-- Records shown --
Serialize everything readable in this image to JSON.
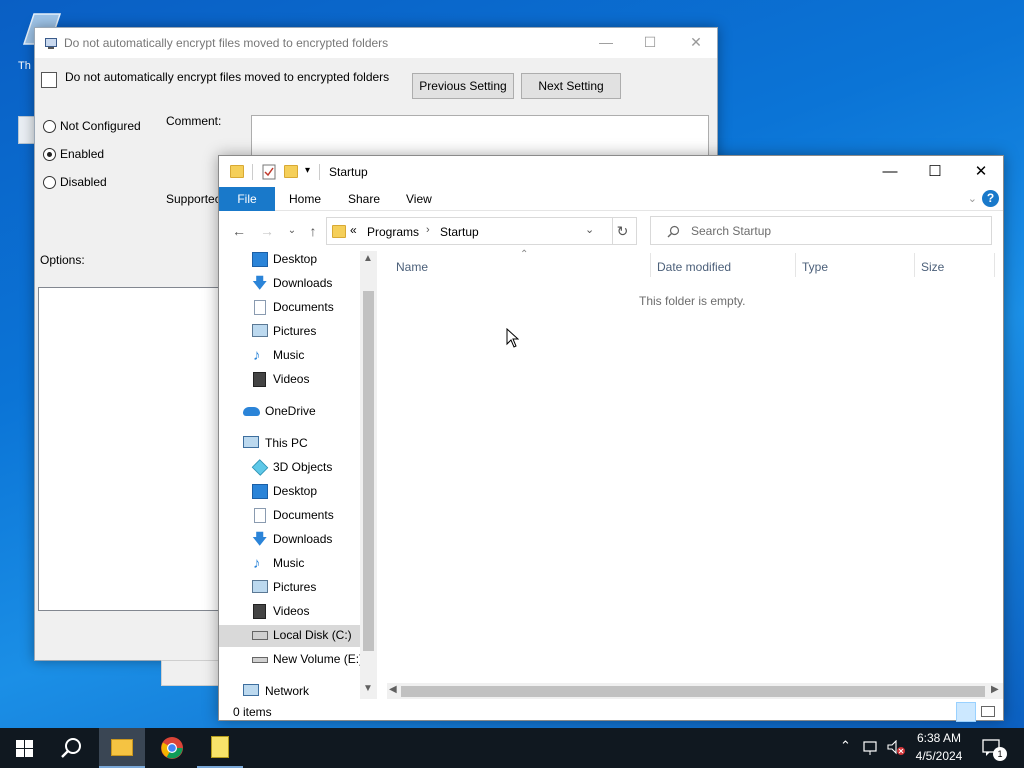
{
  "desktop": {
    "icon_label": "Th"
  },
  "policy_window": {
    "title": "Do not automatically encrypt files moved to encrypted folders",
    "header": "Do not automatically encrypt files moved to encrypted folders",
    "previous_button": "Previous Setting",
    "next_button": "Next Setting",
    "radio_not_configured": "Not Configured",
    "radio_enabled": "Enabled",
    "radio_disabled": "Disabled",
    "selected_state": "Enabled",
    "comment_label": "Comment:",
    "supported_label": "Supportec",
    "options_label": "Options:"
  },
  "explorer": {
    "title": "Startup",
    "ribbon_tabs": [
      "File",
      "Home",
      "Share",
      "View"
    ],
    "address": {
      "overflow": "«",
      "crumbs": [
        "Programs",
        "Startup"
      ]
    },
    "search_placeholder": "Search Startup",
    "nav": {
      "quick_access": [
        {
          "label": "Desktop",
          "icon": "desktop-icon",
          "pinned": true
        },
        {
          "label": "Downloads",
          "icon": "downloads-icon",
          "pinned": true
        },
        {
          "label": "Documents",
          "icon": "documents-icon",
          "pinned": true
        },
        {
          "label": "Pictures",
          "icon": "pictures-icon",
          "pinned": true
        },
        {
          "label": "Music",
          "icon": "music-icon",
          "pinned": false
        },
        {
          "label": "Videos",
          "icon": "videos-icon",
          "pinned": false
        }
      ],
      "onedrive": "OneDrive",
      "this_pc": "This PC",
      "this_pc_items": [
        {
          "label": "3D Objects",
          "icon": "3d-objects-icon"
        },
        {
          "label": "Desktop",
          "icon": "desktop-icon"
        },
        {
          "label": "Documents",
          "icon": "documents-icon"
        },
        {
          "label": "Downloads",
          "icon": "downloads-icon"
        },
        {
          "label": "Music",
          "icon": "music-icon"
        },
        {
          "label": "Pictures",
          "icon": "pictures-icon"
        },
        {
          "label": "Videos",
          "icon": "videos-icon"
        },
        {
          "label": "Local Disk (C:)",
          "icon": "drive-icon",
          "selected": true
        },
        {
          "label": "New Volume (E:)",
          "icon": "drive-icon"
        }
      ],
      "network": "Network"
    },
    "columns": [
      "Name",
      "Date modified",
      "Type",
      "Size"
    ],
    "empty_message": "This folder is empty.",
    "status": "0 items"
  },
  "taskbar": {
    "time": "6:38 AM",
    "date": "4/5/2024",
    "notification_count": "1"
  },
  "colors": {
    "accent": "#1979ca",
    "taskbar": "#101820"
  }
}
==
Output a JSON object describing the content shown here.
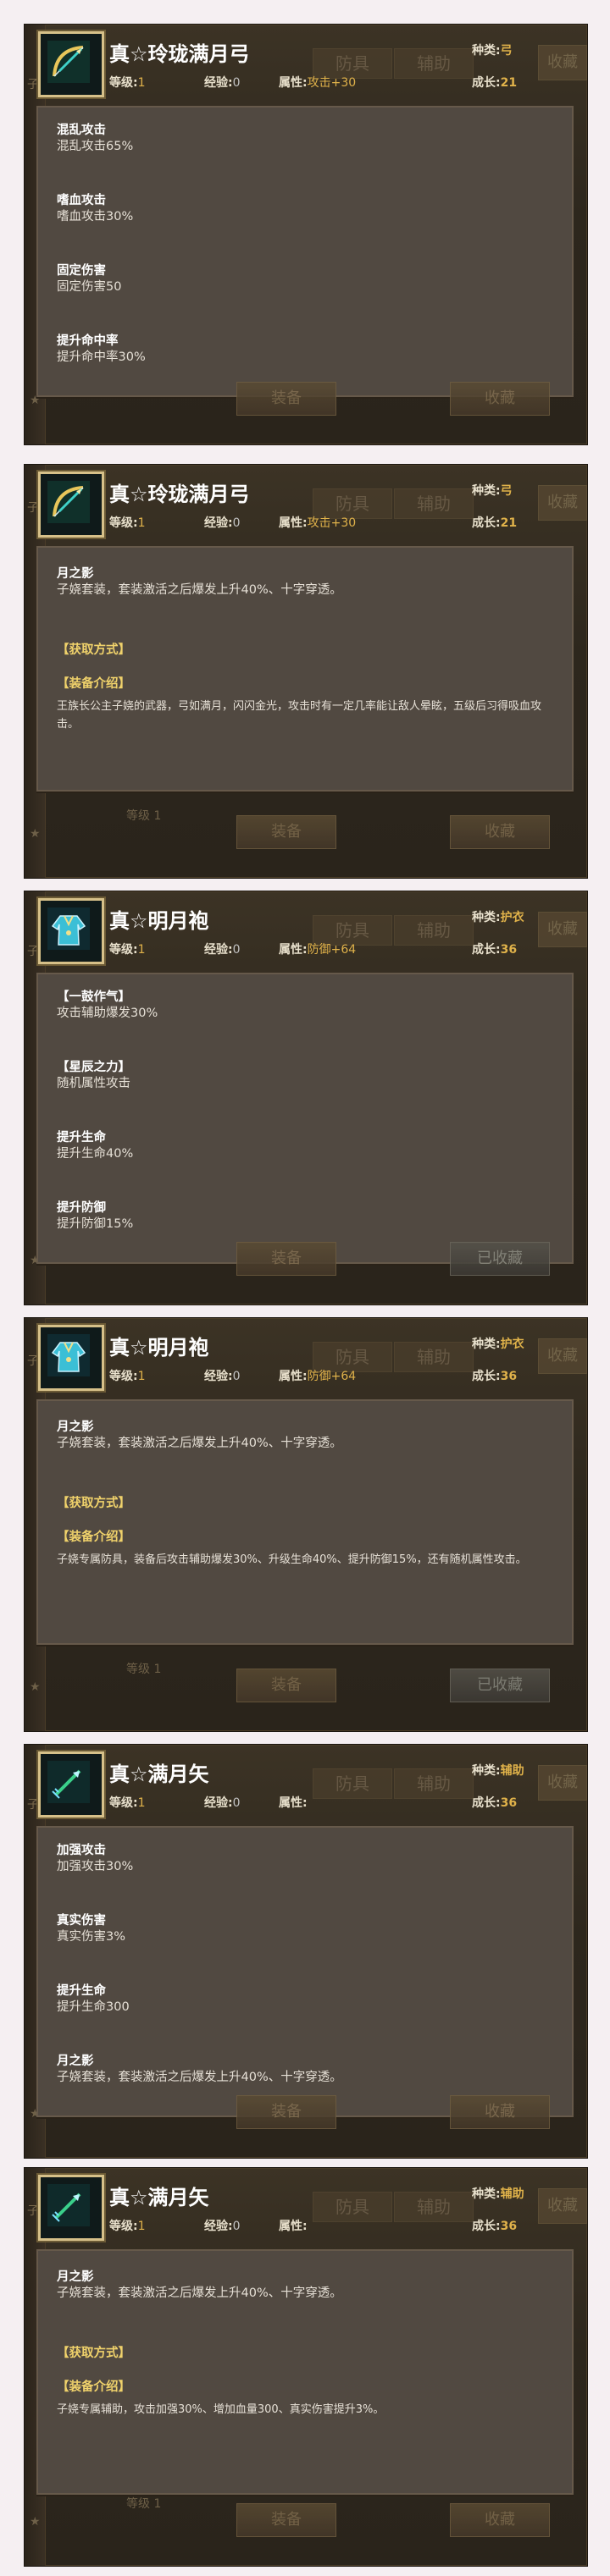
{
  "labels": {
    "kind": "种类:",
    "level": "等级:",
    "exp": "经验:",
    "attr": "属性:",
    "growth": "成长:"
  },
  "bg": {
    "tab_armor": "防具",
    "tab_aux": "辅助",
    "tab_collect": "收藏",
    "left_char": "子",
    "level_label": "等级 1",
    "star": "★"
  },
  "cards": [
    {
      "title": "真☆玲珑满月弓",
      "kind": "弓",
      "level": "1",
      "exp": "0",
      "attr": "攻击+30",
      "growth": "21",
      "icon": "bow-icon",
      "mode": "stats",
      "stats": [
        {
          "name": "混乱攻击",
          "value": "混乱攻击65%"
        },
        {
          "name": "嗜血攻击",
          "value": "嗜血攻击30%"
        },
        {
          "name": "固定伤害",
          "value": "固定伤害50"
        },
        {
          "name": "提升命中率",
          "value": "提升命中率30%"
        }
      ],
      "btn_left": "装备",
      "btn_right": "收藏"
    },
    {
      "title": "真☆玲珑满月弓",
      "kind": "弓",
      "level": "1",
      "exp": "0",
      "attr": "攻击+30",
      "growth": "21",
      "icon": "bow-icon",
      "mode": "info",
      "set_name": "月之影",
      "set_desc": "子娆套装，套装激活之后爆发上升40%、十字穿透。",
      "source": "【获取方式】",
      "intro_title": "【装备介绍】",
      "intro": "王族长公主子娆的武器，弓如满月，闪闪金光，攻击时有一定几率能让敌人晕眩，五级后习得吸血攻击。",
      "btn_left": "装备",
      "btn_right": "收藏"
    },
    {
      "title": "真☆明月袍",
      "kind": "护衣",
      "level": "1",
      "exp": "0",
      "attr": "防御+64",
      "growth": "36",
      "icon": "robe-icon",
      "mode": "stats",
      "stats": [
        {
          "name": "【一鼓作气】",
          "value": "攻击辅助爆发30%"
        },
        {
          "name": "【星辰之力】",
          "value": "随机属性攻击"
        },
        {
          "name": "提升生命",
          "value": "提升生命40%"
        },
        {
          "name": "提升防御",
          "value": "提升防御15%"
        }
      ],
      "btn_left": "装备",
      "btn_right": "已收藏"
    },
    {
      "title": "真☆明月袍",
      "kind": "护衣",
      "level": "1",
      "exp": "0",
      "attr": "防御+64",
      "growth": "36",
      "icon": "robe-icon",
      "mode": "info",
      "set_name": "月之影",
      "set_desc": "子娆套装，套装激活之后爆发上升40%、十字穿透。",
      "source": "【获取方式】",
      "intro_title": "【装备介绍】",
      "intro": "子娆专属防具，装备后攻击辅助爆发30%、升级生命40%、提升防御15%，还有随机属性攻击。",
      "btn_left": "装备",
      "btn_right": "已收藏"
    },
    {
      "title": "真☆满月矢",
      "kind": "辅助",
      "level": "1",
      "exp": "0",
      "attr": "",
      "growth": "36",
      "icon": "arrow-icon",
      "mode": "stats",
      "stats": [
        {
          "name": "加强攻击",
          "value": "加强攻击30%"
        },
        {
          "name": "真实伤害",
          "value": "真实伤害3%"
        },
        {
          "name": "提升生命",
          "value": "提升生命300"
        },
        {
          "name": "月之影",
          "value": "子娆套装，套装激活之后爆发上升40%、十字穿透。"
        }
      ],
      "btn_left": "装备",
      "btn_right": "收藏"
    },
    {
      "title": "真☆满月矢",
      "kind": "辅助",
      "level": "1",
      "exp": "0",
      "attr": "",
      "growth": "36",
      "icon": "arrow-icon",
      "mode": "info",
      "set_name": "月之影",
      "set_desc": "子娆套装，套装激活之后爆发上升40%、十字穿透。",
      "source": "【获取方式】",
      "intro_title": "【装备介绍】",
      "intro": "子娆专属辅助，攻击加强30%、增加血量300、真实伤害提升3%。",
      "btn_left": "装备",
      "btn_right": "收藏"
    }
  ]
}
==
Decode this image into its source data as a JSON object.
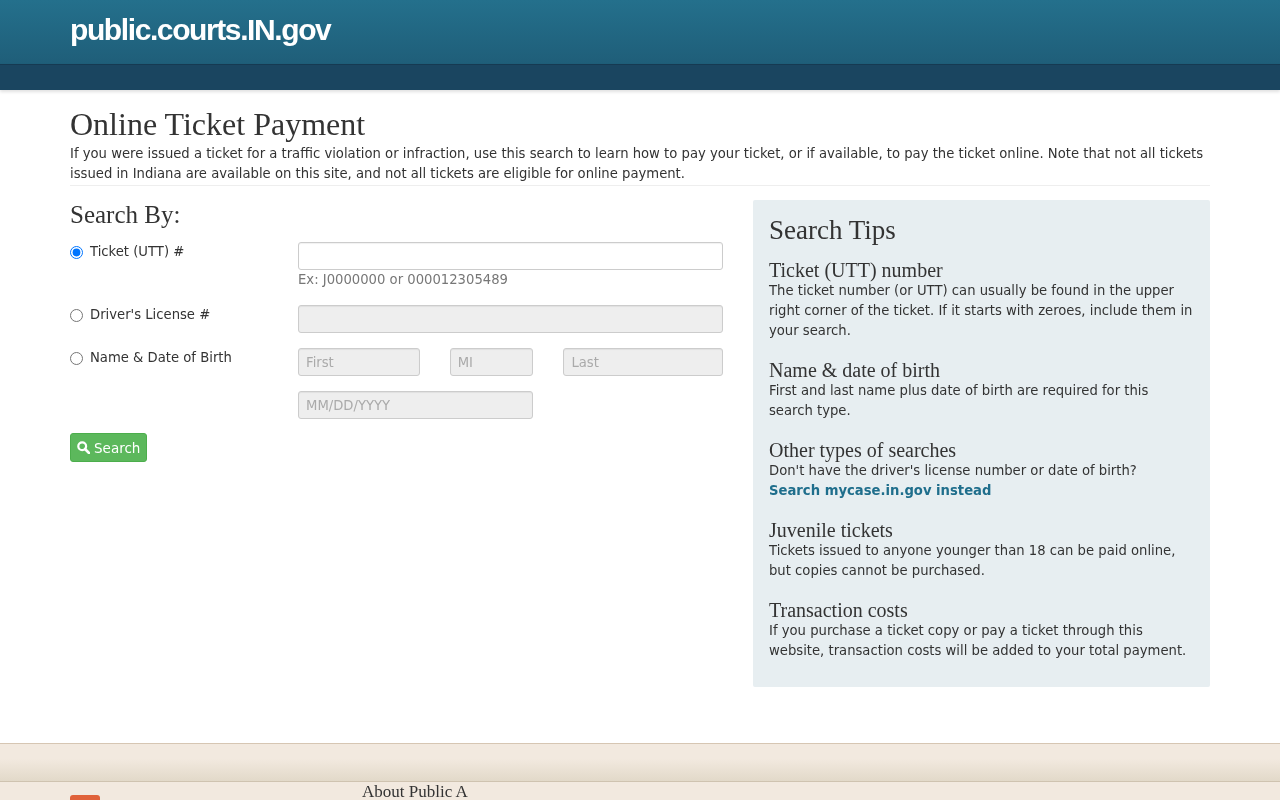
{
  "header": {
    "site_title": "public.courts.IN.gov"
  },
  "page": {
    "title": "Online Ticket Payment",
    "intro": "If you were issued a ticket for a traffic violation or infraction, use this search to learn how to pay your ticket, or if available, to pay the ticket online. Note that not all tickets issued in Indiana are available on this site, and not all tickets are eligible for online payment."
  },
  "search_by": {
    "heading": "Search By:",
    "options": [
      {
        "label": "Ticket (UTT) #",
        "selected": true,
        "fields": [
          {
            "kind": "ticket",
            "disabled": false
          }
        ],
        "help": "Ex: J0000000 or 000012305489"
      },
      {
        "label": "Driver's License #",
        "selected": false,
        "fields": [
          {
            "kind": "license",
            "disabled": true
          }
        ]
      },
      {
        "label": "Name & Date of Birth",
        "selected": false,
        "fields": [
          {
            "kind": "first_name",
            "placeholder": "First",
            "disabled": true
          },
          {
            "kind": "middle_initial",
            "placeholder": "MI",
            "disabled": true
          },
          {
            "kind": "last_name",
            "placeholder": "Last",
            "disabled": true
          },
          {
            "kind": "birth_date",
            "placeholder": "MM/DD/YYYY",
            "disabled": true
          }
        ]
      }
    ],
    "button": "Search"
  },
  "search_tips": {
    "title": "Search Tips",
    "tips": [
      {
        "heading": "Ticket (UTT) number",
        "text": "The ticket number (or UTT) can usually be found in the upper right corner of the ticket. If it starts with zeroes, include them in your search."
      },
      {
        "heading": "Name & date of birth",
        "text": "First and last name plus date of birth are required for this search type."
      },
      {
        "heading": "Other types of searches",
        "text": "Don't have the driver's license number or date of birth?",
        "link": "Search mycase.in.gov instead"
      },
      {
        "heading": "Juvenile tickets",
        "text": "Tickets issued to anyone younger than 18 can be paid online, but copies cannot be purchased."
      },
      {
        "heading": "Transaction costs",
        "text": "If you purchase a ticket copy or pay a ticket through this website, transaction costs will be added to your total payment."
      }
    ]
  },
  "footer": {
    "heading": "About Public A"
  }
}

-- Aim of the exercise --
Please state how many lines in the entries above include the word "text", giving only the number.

-- Exercise answer --
5